● **Task to complete**
Search the data for the string "spss" and gather each line it is in.

(Beginning of Available data)

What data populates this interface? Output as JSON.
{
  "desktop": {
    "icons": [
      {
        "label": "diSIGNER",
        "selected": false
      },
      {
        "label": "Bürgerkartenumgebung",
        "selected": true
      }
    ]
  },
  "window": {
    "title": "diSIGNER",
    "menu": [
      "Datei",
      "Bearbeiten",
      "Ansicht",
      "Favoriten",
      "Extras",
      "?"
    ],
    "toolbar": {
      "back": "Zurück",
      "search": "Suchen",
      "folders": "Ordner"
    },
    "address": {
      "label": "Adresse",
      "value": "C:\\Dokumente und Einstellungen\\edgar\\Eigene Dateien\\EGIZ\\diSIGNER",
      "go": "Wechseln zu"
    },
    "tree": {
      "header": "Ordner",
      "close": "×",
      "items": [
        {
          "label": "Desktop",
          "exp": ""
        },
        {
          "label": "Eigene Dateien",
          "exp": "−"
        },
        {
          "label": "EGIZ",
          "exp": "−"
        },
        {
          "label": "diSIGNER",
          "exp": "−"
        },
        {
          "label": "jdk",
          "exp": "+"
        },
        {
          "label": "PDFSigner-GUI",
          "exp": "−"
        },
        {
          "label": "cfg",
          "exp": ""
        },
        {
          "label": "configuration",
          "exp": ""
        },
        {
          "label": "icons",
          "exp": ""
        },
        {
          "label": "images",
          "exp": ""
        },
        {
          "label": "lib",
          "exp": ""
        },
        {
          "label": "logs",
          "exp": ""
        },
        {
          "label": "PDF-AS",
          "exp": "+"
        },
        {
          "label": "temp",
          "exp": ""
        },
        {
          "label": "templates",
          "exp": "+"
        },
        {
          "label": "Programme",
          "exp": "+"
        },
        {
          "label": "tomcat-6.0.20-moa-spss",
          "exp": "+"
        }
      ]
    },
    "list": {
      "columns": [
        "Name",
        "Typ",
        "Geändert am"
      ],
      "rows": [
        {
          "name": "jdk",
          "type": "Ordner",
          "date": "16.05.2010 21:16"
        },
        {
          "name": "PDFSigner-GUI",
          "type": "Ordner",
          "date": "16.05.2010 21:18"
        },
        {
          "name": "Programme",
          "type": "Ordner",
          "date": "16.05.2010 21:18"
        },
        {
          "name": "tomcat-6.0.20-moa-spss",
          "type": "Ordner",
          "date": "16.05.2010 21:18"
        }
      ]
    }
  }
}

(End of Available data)

● **Solution for this task**
          "label": "tomcat-6.0.20-moa-spss",
          "name": "tomcat-6.0.20-moa-spss",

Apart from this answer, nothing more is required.